Problem to solve: Restating the data exactly is the whole task.

Collected data:

------------------------------------

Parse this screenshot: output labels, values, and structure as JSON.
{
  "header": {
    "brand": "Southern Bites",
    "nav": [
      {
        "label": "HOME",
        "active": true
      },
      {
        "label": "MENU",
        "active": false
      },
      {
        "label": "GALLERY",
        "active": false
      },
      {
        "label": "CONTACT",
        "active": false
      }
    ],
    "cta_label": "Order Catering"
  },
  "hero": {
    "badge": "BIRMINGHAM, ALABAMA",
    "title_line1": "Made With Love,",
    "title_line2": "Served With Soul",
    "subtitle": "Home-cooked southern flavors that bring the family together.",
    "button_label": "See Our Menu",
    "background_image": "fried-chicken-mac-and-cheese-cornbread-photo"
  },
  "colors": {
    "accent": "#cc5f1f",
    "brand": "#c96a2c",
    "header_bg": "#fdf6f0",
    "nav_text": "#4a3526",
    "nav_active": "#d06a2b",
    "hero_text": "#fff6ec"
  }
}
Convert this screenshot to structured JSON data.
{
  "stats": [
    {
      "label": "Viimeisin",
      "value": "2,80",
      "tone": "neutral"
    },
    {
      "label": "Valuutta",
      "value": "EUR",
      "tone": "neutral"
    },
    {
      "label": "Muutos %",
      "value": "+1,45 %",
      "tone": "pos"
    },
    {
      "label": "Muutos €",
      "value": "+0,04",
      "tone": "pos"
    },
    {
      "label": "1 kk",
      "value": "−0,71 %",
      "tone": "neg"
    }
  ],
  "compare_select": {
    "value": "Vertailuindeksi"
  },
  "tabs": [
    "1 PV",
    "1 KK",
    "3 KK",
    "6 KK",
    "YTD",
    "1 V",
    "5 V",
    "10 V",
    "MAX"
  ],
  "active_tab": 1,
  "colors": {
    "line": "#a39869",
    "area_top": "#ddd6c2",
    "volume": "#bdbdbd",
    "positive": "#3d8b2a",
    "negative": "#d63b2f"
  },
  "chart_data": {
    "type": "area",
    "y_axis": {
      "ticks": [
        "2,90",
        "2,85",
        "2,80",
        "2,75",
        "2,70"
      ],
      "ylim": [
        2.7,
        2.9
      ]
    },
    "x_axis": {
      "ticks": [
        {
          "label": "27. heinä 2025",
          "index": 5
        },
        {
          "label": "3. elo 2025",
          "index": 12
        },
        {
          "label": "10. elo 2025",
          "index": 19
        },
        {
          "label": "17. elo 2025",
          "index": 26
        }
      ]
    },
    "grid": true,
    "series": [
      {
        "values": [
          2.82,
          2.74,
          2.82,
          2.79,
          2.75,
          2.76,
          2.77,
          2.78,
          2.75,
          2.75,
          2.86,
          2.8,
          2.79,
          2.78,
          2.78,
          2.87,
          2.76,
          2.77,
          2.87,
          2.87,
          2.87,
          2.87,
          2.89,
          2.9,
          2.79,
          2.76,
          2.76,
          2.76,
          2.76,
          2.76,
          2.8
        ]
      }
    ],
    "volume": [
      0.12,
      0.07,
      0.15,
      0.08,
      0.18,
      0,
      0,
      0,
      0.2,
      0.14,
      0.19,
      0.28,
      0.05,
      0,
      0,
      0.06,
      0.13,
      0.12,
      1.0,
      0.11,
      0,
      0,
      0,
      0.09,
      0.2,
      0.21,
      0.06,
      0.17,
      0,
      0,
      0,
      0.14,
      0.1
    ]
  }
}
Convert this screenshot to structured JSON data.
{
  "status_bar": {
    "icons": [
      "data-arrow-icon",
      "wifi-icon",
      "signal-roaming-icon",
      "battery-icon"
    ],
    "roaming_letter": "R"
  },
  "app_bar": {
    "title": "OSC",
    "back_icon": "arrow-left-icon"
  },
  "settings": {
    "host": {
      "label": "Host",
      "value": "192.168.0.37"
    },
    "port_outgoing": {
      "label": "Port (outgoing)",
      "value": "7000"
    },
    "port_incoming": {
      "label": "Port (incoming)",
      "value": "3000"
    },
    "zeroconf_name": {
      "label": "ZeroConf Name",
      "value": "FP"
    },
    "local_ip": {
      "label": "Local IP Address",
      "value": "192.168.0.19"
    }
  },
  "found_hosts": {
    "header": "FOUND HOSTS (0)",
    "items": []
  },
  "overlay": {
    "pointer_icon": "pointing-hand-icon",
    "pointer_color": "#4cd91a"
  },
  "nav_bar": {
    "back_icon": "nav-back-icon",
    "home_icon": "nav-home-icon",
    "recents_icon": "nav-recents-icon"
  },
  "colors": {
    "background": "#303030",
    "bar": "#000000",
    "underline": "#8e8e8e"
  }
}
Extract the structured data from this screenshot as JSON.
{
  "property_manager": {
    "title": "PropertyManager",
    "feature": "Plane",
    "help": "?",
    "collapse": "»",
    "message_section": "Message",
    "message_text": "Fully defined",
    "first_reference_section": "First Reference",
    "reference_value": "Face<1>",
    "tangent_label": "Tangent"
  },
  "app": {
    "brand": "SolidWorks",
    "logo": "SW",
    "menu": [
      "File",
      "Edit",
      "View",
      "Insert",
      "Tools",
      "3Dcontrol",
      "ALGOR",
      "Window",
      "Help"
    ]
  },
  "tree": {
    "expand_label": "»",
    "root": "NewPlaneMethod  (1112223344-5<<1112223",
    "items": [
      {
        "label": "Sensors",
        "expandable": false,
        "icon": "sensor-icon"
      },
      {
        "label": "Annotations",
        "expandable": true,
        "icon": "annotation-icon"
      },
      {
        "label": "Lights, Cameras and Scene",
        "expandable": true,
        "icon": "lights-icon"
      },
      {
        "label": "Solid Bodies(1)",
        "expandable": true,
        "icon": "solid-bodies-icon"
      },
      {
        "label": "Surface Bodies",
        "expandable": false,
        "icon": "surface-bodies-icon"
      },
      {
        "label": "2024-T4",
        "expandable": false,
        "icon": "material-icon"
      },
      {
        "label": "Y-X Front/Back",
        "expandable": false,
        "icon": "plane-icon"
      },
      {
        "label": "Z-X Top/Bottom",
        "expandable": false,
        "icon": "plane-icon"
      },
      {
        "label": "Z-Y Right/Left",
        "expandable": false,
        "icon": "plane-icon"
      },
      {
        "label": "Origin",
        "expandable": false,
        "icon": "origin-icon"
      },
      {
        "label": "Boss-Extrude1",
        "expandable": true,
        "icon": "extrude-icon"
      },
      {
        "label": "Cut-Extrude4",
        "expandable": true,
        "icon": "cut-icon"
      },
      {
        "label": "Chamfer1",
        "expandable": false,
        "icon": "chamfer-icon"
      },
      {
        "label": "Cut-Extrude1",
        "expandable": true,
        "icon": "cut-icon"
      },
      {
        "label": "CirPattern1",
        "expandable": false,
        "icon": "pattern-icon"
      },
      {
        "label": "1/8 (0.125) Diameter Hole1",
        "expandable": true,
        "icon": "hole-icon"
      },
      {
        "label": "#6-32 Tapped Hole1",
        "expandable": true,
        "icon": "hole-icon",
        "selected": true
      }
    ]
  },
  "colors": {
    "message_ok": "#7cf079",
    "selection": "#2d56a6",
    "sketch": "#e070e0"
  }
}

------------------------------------

Output of the task:
Parse this screenshot: output labels, values, and structure as JSON.
{
  "header": {
    "brand": "Southern Bites",
    "nav": [
      {
        "label": "HOME",
        "active": true
      },
      {
        "label": "MENU",
        "active": false
      },
      {
        "label": "GALLERY",
        "active": false
      },
      {
        "label": "CONTACT",
        "active": false
      }
    ],
    "cta_label": "Order Catering"
  },
  "hero": {
    "badge": "BIRMINGHAM, ALABAMA",
    "title_line1": "Made With Love,",
    "title_line2": "Served With Soul",
    "subtitle": "Home-cooked southern flavors that bring the family together.",
    "button_label": "See Our Menu",
    "background_image": "fried-chicken-mac-and-cheese-cornbread-photo"
  },
  "colors": {
    "accent": "#cc5f1f",
    "brand": "#c96a2c",
    "header_bg": "#fdf6f0",
    "nav_text": "#4a3526",
    "nav_active": "#d06a2b",
    "hero_text": "#fff6ec"
  }
}
Convert this screenshot to structured JSON data.
{
  "stats": [
    {
      "label": "Viimeisin",
      "value": "2,80",
      "tone": "neutral"
    },
    {
      "label": "Valuutta",
      "value": "EUR",
      "tone": "neutral"
    },
    {
      "label": "Muutos %",
      "value": "+1,45 %",
      "tone": "pos"
    },
    {
      "label": "Muutos €",
      "value": "+0,04",
      "tone": "pos"
    },
    {
      "label": "1 kk",
      "value": "−0,71 %",
      "tone": "neg"
    }
  ],
  "compare_select": {
    "value": "Vertailuindeksi"
  },
  "tabs": [
    "1 PV",
    "1 KK",
    "3 KK",
    "6 KK",
    "YTD",
    "1 V",
    "5 V",
    "10 V",
    "MAX"
  ],
  "active_tab": 1,
  "colors": {
    "line": "#a39869",
    "area_top": "#ddd6c2",
    "volume": "#bdbdbd",
    "positive": "#3d8b2a",
    "negative": "#d63b2f"
  },
  "chart_data": {
    "type": "area",
    "y_axis": {
      "ticks": [
        "2,90",
        "2,85",
        "2,80",
        "2,75",
        "2,70"
      ],
      "ylim": [
        2.7,
        2.9
      ]
    },
    "x_axis": {
      "ticks": [
        {
          "label": "27. heinä 2025",
          "index": 5
        },
        {
          "label": "3. elo 2025",
          "index": 12
        },
        {
          "label": "10. elo 2025",
          "index": 19
        },
        {
          "label": "17. elo 2025",
          "index": 26
        }
      ]
    },
    "grid": true,
    "series": [
      {
        "values": [
          2.82,
          2.74,
          2.82,
          2.79,
          2.75,
          2.76,
          2.77,
          2.78,
          2.75,
          2.75,
          2.86,
          2.8,
          2.79,
          2.78,
          2.78,
          2.87,
          2.76,
          2.77,
          2.87,
          2.87,
          2.87,
          2.87,
          2.89,
          2.9,
          2.79,
          2.76,
          2.76,
          2.76,
          2.76,
          2.76,
          2.8
        ]
      }
    ],
    "volume": [
      0.12,
      0.07,
      0.15,
      0.08,
      0.18,
      0,
      0,
      0,
      0.2,
      0.14,
      0.19,
      0.28,
      0.05,
      0,
      0,
      0.06,
      0.13,
      0.12,
      1.0,
      0.11,
      0,
      0,
      0,
      0.09,
      0.2,
      0.21,
      0.06,
      0.17,
      0,
      0,
      0,
      0.14,
      0.1
    ]
  }
}
Convert this screenshot to structured JSON data.
{
  "status_bar": {
    "icons": [
      "data-arrow-icon",
      "wifi-icon",
      "signal-roaming-icon",
      "battery-icon"
    ],
    "roaming_letter": "R"
  },
  "app_bar": {
    "title": "OSC",
    "back_icon": "arrow-left-icon"
  },
  "settings": {
    "host": {
      "label": "Host",
      "value": "192.168.0.37"
    },
    "port_outgoing": {
      "label": "Port (outgoing)",
      "value": "7000"
    },
    "port_incoming": {
      "label": "Port (incoming)",
      "value": "3000"
    },
    "zeroconf_name": {
      "label": "ZeroConf Name",
      "value": "FP"
    },
    "local_ip": {
      "label": "Local IP Address",
      "value": "192.168.0.19"
    }
  },
  "found_hosts": {
    "header": "FOUND HOSTS (0)",
    "items": []
  },
  "overlay": {
    "pointer_icon": "pointing-hand-icon",
    "pointer_color": "#4cd91a"
  },
  "nav_bar": {
    "back_icon": "nav-back-icon",
    "home_icon": "nav-home-icon",
    "recents_icon": "nav-recents-icon"
  },
  "colors": {
    "background": "#303030",
    "bar": "#000000",
    "underline": "#8e8e8e"
  }
}
Extract the structured data from this screenshot as JSON.
{
  "property_manager": {
    "title": "PropertyManager",
    "feature": "Plane",
    "help": "?",
    "collapse": "»",
    "message_section": "Message",
    "message_text": "Fully defined",
    "first_reference_section": "First Reference",
    "reference_value": "Face<1>",
    "tangent_label": "Tangent"
  },
  "app": {
    "brand": "SolidWorks",
    "logo": "SW",
    "menu": [
      "File",
      "Edit",
      "View",
      "Insert",
      "Tools",
      "3Dcontrol",
      "ALGOR",
      "Window",
      "Help"
    ]
  },
  "tree": {
    "expand_label": "»",
    "root": "NewPlaneMethod  (1112223344-5<<1112223",
    "items": [
      {
        "label": "Sensors",
        "expandable": false,
        "icon": "sensor-icon"
      },
      {
        "label": "Annotations",
        "expandable": true,
        "icon": "annotation-icon"
      },
      {
        "label": "Lights, Cameras and Scene",
        "expandable": true,
        "icon": "lights-icon"
      },
      {
        "label": "Solid Bodies(1)",
        "expandable": true,
        "icon": "solid-bodies-icon"
      },
      {
        "label": "Surface Bodies",
        "expandable": false,
        "icon": "surface-bodies-icon"
      },
      {
        "label": "2024-T4",
        "expandable": false,
        "icon": "material-icon"
      },
      {
        "label": "Y-X Front/Back",
        "expandable": false,
        "icon": "plane-icon"
      },
      {
        "label": "Z-X Top/Bottom",
        "expandable": false,
        "icon": "plane-icon"
      },
      {
        "label": "Z-Y Right/Left",
        "expandable": false,
        "icon": "plane-icon"
      },
      {
        "label": "Origin",
        "expandable": false,
        "icon": "origin-icon"
      },
      {
        "label": "Boss-Extrude1",
        "expandable": true,
        "icon": "extrude-icon"
      },
      {
        "label": "Cut-Extrude4",
        "expandable": true,
        "icon": "cut-icon"
      },
      {
        "label": "Chamfer1",
        "expandable": false,
        "icon": "chamfer-icon"
      },
      {
        "label": "Cut-Extrude1",
        "expandable": true,
        "icon": "cut-icon"
      },
      {
        "label": "CirPattern1",
        "expandable": false,
        "icon": "pattern-icon"
      },
      {
        "label": "1/8 (0.125) Diameter Hole1",
        "expandable": true,
        "icon": "hole-icon"
      },
      {
        "label": "#6-32 Tapped Hole1",
        "expandable": true,
        "icon": "hole-icon",
        "selected": true
      }
    ]
  },
  "colors": {
    "message_ok": "#7cf079",
    "selection": "#2d56a6",
    "sketch": "#e070e0"
  }
}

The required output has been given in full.